The rattlesnake that greeted us at the door of the cabin.
Mark pointing where Mr. Snake went (lurking just beneath the slats of the pallet)
The cabin was decorated appropriately
The road was paved with wildflowers. Luckily, our high clearance vehicles left them intact for others to enjoy.
Deer on the road. Hope they didn't see the decorations on the cabin...
The view back up toward our campsite on the upper mesa.

We hiked across beautiful cactus gardens and artfully arranged rocks (why can't I do this as well in my own yard? It's hard to beat Mother Nature's sense of style) right to the edge of the canyon. We looked down and realized this was a much longer and more technical hike than we were prepared for. In addition, huge clouds were gathering on the horizon, threatening to turn this trip into another rescue mission. Craig and Mark analyzed the possible routes down to the site, then wisely decided this would have to be saved for another day with an earlier start. By the time we made it back to the truck the clouds had moved overhead and you could see the diagonal streaks in the sky over the mesa indicating distant rain. Good call guys.

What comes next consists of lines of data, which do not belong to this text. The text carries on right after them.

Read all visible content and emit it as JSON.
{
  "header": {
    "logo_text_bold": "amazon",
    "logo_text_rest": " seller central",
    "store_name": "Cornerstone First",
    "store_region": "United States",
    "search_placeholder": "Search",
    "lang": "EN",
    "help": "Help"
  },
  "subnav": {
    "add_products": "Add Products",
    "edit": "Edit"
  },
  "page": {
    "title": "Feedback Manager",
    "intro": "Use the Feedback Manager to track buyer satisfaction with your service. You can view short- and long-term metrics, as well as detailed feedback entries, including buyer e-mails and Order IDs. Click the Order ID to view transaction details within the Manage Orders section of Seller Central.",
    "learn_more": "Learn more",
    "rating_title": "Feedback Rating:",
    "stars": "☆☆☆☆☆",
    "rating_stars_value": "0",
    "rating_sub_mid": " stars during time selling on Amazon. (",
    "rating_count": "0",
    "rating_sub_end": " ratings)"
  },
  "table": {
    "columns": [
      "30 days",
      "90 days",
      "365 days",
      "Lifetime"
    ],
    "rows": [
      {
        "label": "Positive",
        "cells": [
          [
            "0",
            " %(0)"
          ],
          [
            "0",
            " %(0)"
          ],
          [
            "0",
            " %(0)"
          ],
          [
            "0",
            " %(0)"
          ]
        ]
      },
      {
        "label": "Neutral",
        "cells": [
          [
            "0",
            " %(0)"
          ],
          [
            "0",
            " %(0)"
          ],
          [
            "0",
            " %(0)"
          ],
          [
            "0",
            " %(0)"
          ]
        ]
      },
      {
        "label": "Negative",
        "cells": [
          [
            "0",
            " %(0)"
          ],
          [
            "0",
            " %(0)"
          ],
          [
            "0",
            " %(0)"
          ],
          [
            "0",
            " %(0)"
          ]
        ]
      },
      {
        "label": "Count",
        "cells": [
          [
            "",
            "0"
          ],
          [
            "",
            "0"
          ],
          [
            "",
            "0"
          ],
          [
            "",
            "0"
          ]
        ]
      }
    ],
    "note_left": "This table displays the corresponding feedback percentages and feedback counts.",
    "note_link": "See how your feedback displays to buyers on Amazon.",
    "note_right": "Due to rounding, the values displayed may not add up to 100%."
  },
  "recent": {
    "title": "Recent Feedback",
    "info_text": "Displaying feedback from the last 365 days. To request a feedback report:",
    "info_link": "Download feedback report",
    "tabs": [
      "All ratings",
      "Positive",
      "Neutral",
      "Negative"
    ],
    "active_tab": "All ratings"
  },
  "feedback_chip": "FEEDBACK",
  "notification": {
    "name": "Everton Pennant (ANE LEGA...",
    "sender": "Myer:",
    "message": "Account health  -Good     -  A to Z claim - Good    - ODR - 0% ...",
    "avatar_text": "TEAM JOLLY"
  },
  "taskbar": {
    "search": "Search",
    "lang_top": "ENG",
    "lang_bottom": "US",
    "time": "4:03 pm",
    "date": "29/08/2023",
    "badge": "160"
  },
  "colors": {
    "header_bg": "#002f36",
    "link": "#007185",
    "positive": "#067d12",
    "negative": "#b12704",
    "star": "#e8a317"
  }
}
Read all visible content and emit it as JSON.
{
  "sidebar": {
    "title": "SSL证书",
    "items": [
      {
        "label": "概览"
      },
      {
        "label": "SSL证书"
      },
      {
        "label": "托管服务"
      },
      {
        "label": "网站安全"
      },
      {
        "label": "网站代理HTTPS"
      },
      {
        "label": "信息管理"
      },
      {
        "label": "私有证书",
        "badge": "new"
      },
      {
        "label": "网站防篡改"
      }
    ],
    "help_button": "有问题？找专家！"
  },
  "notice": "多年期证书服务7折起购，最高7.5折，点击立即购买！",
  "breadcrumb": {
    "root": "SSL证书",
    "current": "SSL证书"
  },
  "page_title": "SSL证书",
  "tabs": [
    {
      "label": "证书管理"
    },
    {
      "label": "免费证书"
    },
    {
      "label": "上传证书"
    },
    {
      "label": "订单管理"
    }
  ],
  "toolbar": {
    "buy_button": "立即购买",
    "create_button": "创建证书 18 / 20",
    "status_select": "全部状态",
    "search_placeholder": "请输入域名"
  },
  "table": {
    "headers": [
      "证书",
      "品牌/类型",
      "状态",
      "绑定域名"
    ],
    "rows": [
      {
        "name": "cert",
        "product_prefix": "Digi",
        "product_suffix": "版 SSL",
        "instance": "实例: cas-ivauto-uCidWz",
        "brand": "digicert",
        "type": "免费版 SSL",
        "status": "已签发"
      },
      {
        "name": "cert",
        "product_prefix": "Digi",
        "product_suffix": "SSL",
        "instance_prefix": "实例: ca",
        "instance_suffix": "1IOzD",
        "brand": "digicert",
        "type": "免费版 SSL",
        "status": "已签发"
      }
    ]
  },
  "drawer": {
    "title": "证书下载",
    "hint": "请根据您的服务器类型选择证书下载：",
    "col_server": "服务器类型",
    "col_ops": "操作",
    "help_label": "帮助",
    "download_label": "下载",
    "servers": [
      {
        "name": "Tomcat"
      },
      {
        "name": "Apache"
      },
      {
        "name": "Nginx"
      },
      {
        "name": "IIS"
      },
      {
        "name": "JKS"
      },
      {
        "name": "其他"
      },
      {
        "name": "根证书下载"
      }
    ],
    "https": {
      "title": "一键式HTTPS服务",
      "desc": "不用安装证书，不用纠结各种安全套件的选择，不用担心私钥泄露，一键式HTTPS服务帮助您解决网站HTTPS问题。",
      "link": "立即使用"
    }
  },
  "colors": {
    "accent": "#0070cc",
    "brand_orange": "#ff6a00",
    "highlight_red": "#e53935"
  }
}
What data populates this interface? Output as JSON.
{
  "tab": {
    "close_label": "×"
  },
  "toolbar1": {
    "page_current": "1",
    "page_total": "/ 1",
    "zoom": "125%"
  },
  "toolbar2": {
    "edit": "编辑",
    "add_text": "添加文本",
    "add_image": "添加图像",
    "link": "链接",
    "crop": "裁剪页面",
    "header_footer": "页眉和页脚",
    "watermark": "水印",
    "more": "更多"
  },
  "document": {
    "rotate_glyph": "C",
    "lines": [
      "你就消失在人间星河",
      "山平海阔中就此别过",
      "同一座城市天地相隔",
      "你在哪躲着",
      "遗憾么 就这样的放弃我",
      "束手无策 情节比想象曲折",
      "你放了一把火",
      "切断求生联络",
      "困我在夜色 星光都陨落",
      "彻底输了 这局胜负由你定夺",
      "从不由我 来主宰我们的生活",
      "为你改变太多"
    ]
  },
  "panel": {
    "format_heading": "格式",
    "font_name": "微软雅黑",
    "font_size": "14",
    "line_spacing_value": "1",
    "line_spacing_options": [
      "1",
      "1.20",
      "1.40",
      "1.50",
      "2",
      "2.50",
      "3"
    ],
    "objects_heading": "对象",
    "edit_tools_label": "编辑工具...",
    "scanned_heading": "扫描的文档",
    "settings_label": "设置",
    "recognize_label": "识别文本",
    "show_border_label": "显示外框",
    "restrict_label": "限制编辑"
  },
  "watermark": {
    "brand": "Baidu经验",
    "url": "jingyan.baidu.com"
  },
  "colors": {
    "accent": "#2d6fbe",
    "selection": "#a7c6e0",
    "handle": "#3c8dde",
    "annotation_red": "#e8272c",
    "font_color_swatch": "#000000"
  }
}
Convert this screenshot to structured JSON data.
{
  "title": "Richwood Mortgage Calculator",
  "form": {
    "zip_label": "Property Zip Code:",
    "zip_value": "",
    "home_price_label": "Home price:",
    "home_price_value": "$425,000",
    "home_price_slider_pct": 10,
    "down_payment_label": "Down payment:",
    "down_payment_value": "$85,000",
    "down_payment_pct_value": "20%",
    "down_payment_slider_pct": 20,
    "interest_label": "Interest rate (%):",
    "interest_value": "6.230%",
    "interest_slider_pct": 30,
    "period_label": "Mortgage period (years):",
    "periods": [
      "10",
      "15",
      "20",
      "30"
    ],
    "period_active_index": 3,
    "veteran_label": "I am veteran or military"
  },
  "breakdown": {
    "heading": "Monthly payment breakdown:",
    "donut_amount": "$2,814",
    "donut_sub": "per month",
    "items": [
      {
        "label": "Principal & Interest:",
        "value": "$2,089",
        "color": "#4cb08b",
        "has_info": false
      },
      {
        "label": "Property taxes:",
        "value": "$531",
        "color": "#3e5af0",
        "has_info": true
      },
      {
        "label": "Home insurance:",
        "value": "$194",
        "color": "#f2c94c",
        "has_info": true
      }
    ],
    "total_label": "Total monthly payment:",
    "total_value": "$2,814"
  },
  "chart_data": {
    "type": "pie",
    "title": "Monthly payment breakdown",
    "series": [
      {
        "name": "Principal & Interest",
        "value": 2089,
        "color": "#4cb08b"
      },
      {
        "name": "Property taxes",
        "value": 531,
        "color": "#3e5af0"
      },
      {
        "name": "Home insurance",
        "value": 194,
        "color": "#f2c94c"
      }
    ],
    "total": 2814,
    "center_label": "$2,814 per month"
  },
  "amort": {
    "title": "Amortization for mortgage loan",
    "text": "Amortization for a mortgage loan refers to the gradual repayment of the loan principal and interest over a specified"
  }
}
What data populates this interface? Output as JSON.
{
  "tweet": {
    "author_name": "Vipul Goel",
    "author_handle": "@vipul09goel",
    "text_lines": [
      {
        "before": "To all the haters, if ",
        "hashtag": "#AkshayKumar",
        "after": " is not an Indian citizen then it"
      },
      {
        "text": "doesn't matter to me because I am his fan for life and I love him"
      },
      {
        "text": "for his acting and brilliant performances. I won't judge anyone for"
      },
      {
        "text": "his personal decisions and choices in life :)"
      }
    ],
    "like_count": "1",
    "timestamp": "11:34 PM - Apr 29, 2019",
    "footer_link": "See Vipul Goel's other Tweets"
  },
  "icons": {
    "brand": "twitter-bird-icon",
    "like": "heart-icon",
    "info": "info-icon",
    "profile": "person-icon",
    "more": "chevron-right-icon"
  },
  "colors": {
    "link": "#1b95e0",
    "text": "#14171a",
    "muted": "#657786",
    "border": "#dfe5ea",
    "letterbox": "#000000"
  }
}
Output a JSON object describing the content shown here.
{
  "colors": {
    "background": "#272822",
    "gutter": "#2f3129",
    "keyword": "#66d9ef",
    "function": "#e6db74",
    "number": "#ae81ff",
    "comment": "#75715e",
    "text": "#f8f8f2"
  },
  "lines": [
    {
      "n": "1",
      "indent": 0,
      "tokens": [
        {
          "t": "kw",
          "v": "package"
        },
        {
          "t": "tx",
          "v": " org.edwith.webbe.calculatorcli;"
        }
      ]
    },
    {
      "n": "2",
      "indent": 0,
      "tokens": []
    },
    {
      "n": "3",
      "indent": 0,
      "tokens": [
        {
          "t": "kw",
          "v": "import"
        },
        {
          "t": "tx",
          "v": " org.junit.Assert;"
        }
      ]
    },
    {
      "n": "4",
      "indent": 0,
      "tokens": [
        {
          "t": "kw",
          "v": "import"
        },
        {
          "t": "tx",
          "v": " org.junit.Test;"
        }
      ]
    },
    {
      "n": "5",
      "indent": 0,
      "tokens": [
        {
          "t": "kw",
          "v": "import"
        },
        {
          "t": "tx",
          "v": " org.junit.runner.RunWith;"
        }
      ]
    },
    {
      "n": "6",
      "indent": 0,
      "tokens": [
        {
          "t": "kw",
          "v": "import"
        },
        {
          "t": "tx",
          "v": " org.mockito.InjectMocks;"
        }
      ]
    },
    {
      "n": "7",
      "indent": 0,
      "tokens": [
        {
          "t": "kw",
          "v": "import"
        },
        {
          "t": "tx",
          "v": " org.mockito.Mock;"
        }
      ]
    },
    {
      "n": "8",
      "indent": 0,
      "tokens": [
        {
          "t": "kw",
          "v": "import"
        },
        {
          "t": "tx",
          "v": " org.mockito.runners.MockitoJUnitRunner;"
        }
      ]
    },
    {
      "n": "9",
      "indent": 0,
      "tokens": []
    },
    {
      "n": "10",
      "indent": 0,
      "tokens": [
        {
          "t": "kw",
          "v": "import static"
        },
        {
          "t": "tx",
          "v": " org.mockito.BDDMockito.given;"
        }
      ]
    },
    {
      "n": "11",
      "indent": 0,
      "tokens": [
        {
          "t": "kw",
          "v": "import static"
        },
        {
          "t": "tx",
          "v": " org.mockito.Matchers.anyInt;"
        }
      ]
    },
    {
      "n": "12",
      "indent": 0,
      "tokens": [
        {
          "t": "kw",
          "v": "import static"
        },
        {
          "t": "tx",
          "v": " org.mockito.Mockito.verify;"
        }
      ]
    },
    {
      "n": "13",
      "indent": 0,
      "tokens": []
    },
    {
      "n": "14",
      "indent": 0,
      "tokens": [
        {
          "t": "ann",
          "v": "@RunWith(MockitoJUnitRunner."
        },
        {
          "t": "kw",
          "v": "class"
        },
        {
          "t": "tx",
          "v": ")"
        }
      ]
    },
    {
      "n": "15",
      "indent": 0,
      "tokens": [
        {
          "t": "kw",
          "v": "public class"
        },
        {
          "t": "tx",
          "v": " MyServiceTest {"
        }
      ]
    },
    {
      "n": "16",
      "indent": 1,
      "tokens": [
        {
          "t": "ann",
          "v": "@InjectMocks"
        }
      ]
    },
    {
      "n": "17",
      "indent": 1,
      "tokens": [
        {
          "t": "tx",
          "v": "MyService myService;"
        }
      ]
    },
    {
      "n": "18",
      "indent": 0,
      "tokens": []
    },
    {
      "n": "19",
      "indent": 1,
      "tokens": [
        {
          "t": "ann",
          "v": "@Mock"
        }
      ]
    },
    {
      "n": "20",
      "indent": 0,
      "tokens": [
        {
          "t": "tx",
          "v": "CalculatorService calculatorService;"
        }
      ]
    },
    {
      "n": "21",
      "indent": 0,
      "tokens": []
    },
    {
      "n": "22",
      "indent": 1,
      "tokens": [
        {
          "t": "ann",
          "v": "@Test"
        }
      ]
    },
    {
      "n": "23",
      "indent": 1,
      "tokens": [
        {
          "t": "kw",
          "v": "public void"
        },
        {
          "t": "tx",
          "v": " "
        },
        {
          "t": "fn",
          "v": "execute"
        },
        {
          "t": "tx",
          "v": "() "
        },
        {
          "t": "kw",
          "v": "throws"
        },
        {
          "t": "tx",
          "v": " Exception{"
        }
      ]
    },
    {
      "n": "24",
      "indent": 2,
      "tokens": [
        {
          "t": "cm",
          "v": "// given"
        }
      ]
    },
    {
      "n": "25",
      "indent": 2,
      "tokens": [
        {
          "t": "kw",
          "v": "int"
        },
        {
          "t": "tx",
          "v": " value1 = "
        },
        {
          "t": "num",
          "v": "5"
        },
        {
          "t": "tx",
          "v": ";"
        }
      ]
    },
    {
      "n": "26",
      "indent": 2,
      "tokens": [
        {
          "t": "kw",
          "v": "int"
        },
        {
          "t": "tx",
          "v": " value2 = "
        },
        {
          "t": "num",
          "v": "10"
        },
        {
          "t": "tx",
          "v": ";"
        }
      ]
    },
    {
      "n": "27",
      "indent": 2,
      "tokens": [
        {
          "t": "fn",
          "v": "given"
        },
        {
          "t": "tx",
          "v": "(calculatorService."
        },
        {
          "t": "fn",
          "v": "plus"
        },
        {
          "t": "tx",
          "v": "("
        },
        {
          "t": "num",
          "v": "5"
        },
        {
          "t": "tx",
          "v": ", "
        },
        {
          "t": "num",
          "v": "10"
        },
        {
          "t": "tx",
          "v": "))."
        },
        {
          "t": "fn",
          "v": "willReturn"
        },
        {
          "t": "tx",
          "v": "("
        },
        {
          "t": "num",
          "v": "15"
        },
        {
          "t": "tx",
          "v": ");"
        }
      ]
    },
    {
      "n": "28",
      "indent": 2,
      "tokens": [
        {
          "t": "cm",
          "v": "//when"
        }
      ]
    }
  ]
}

Nature's composition, Craig and Mark in the background mulling their options. Note the clouds in the distance.

Back at camp, the rain started looking funny, kind of floaty, was this...snow? We all gathered in the Mog for cocktails waiting for the squall to be over. Two hours and several beers later, the snow stopped falling and we all trekked through the mud to the overlook. Still beautiful. Damned cold, but beautiful all the same.
All layers were needed for this chilly spot on the rim.

These are the things I've learned after traveling in the backcountry of Arizona:
  • You can't plan for the weather, but you can and should pack for anything from excessive heat to snow.
  • You can't control the roads, but you can decide for yourself what you're willing to drive over and through.
  • You can't guarantee a good time, but surround yourself with the right people and things will turn out fine.
Thanks guys. We had a hell of a trip.